Entries from a dataset of interfaces
---

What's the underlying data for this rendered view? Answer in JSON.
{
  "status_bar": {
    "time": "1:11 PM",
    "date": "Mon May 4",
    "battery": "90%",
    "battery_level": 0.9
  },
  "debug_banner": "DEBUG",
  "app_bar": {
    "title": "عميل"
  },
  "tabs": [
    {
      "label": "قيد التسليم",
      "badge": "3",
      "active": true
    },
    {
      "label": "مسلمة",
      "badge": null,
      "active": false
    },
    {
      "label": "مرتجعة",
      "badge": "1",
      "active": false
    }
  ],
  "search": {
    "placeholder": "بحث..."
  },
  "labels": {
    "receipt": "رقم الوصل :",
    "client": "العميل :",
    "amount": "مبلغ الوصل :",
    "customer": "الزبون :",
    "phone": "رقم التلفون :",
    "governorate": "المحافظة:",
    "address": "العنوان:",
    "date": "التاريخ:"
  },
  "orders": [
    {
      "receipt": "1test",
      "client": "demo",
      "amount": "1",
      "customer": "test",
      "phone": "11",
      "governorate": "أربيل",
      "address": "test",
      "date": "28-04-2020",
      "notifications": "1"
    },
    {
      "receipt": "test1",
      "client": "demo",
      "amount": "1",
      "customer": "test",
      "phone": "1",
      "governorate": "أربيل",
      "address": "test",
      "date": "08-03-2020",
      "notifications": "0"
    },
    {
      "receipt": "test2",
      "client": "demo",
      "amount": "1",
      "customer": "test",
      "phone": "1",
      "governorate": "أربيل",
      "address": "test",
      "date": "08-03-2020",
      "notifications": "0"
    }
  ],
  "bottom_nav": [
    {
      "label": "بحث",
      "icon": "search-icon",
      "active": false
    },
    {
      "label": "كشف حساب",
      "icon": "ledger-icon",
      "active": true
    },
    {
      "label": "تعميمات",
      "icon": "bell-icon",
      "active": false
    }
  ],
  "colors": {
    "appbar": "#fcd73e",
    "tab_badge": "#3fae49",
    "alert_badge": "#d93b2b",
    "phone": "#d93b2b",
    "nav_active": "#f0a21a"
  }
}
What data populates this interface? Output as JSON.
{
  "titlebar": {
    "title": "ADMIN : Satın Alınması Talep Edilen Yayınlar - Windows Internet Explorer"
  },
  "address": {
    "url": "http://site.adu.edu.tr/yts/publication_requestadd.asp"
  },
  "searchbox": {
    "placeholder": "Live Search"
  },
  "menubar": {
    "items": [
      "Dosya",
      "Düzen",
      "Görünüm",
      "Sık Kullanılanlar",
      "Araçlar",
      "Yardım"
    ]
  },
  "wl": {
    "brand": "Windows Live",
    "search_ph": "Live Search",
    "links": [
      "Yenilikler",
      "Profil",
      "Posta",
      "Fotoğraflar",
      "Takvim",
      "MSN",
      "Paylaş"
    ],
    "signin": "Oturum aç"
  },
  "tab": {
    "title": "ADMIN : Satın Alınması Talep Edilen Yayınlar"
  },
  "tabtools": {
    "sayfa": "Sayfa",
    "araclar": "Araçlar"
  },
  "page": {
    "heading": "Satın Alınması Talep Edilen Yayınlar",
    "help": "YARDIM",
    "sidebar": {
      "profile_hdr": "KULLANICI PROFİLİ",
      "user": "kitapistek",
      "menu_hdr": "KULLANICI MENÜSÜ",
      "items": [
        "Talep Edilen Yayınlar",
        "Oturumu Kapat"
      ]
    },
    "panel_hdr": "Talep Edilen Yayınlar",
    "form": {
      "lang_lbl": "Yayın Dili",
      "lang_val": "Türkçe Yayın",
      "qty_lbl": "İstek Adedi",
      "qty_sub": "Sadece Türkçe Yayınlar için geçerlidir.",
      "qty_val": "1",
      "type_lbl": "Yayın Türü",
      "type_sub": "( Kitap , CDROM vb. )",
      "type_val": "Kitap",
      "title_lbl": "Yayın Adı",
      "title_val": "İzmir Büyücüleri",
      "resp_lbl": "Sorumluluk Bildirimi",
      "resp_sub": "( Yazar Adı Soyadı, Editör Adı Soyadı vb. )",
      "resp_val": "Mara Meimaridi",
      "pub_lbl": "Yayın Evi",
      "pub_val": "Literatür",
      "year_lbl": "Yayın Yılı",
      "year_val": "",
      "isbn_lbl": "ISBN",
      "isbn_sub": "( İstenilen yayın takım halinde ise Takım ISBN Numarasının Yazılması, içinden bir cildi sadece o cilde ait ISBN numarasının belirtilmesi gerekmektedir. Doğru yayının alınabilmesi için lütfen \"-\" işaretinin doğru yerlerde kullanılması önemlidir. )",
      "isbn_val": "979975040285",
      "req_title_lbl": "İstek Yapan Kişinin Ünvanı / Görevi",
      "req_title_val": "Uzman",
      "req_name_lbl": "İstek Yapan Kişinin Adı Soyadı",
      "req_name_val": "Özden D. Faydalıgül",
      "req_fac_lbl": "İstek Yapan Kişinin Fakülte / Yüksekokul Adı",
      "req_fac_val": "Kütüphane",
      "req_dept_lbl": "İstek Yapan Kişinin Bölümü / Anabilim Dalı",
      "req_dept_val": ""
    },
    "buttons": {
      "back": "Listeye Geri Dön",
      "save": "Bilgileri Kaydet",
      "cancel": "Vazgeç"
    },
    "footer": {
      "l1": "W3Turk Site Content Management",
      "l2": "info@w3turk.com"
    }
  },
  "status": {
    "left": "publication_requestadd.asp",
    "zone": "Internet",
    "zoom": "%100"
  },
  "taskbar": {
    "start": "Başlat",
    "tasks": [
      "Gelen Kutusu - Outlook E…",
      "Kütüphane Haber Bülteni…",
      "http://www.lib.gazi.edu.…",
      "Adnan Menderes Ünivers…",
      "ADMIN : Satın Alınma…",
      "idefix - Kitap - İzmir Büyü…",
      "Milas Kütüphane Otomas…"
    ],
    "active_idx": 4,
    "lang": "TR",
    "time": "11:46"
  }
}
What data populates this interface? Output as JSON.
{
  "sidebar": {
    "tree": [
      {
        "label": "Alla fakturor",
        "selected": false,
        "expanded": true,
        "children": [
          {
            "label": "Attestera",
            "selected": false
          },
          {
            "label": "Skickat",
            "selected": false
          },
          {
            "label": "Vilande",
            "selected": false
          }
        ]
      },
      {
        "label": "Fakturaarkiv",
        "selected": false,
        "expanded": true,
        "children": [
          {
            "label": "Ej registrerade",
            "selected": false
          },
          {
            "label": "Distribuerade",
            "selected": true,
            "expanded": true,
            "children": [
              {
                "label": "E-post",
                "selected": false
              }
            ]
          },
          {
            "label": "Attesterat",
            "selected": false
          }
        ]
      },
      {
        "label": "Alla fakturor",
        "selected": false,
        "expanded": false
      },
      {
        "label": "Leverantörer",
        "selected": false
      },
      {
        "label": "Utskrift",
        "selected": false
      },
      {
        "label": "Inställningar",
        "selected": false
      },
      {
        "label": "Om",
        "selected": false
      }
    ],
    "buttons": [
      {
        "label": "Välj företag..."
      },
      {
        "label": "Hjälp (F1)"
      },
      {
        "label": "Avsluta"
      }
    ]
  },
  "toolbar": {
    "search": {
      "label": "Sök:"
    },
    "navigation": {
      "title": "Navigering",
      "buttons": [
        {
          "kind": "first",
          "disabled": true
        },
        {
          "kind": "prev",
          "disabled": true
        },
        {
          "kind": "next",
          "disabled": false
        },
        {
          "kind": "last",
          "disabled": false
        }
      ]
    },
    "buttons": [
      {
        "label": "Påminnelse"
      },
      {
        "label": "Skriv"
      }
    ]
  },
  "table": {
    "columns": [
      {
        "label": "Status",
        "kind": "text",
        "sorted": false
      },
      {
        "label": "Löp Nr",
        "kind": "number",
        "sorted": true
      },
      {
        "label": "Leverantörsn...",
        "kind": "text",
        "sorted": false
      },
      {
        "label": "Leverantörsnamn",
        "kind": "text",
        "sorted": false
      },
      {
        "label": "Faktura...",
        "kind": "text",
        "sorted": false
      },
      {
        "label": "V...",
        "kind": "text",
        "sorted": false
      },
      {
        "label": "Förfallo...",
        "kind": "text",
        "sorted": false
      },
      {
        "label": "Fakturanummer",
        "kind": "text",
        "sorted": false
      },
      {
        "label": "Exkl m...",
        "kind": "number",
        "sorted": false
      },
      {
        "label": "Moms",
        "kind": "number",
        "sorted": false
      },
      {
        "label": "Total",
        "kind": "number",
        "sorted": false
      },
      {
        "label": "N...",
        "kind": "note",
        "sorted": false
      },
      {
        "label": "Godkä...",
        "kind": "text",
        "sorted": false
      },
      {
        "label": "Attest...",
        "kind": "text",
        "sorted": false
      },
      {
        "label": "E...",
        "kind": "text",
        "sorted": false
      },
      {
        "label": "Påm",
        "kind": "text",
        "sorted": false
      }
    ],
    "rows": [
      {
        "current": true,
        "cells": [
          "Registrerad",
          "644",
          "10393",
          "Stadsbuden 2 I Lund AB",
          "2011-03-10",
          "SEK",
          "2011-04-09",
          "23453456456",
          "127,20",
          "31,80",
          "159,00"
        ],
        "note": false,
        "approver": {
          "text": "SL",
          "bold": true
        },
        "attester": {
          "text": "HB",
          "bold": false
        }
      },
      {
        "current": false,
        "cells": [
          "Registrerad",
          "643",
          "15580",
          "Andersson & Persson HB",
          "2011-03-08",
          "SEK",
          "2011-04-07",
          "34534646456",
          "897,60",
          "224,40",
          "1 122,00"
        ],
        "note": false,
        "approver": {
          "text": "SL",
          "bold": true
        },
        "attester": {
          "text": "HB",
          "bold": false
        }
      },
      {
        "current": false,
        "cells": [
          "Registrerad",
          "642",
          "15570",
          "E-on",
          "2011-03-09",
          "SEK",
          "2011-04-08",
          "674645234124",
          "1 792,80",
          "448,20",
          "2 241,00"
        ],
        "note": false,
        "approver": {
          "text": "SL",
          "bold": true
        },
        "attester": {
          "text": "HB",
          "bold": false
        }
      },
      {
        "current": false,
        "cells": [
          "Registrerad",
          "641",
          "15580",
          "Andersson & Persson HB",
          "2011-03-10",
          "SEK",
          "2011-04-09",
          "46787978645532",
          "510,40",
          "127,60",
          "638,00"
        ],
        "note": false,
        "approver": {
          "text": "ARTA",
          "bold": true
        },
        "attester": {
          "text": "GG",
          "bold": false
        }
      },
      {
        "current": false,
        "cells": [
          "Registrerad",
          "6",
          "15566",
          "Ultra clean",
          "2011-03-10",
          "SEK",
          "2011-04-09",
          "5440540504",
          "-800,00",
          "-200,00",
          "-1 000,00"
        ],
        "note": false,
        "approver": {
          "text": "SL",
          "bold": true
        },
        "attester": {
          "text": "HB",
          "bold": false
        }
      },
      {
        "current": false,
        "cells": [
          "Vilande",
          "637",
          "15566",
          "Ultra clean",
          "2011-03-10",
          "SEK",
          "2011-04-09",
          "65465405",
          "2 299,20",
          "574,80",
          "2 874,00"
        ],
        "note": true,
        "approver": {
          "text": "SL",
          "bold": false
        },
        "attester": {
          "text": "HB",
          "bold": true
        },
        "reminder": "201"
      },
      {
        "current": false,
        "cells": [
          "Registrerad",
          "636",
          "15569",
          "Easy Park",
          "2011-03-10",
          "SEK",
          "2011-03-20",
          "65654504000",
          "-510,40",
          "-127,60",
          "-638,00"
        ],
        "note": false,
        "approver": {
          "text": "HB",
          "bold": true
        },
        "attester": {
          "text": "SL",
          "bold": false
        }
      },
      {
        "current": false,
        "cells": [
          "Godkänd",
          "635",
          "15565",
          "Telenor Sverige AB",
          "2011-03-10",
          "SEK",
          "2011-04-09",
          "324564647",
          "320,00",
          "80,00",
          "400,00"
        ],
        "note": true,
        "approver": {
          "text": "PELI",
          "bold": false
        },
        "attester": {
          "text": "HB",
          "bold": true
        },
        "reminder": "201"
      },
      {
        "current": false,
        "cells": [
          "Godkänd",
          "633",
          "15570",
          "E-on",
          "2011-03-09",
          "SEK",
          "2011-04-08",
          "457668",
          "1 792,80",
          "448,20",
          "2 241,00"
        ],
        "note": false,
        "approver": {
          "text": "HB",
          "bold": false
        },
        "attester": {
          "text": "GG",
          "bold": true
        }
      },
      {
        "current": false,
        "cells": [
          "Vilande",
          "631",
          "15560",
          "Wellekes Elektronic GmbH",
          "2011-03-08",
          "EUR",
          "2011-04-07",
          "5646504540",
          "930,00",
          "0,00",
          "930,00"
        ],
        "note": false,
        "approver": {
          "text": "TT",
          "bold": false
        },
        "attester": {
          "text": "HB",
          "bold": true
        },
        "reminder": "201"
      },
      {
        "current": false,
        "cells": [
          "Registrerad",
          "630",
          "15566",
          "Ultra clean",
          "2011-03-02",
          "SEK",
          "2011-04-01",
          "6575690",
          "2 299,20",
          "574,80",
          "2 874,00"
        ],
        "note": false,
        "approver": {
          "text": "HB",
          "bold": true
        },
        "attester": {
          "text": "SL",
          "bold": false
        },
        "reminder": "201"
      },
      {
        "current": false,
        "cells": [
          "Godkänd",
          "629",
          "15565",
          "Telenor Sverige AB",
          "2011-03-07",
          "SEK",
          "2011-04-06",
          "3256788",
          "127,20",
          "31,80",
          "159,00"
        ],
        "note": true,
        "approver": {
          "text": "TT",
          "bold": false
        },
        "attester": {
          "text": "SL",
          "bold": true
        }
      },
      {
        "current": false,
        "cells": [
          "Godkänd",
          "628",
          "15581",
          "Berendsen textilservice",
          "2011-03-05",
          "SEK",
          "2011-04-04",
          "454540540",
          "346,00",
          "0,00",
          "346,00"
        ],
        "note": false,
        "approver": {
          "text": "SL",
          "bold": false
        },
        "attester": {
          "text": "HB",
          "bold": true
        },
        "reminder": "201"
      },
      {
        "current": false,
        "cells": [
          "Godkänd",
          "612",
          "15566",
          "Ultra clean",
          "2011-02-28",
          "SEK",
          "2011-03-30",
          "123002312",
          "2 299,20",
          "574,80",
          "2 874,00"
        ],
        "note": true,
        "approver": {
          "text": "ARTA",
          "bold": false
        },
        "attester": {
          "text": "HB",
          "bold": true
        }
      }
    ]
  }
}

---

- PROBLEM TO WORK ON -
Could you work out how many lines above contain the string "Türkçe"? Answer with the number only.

- REPLY TO THE EXERCISE -
2